**What is being asked**
Using the records that follow, tally the lines containing the word "icon" and state only the count.

**Data in this exercise**
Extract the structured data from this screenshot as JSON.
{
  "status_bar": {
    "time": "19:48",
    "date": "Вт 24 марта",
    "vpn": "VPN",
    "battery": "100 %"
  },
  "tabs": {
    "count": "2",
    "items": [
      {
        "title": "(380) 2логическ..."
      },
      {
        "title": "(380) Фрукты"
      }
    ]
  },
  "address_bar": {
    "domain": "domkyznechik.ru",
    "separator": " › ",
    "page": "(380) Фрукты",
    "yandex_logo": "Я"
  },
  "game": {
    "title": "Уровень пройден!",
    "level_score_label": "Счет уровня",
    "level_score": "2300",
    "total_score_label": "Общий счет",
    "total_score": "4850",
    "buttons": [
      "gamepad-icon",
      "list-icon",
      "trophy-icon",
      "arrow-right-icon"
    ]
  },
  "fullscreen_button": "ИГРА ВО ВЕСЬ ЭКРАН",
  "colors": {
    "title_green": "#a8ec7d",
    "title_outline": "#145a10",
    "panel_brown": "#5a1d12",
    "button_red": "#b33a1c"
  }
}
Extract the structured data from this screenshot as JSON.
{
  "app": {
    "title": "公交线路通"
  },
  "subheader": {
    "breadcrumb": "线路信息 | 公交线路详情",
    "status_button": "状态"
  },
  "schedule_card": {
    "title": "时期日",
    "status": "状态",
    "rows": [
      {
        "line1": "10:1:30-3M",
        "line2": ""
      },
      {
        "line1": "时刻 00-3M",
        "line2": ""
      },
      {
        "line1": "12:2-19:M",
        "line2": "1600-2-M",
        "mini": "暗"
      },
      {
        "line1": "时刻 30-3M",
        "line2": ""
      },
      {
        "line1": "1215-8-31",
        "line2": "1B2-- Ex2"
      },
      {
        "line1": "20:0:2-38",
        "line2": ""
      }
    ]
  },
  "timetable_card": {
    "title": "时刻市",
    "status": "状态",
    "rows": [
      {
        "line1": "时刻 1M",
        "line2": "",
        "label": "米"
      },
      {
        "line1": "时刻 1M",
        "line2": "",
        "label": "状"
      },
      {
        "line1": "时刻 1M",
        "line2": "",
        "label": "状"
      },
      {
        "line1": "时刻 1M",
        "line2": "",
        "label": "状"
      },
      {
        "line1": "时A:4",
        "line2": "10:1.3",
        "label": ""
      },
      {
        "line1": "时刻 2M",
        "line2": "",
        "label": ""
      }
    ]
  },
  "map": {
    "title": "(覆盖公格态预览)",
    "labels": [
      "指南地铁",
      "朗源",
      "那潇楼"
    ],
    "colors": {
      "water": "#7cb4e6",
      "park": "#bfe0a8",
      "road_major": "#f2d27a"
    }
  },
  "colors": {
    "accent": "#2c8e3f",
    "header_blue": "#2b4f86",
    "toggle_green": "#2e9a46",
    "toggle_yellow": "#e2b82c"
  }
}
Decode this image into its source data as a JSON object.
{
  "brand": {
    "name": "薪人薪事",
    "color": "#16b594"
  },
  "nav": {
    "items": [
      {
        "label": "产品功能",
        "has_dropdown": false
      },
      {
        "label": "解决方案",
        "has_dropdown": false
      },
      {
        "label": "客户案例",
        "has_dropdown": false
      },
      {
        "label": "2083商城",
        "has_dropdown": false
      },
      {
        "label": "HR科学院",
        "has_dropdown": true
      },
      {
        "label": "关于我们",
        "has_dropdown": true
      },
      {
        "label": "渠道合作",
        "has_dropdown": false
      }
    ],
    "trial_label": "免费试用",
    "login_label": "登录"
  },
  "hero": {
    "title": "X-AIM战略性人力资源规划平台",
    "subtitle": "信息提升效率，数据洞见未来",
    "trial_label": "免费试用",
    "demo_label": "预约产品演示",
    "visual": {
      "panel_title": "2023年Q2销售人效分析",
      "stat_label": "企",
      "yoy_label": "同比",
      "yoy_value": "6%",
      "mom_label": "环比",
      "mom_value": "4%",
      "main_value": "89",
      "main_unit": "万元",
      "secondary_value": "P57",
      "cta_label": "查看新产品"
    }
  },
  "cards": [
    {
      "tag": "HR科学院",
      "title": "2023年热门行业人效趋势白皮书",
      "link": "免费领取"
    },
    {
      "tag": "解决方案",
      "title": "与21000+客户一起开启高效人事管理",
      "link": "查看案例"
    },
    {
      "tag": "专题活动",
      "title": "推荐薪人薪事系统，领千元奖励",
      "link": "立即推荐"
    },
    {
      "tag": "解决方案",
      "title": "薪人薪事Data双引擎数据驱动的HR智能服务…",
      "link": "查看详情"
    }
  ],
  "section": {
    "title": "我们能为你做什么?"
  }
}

**Finished exercise**
4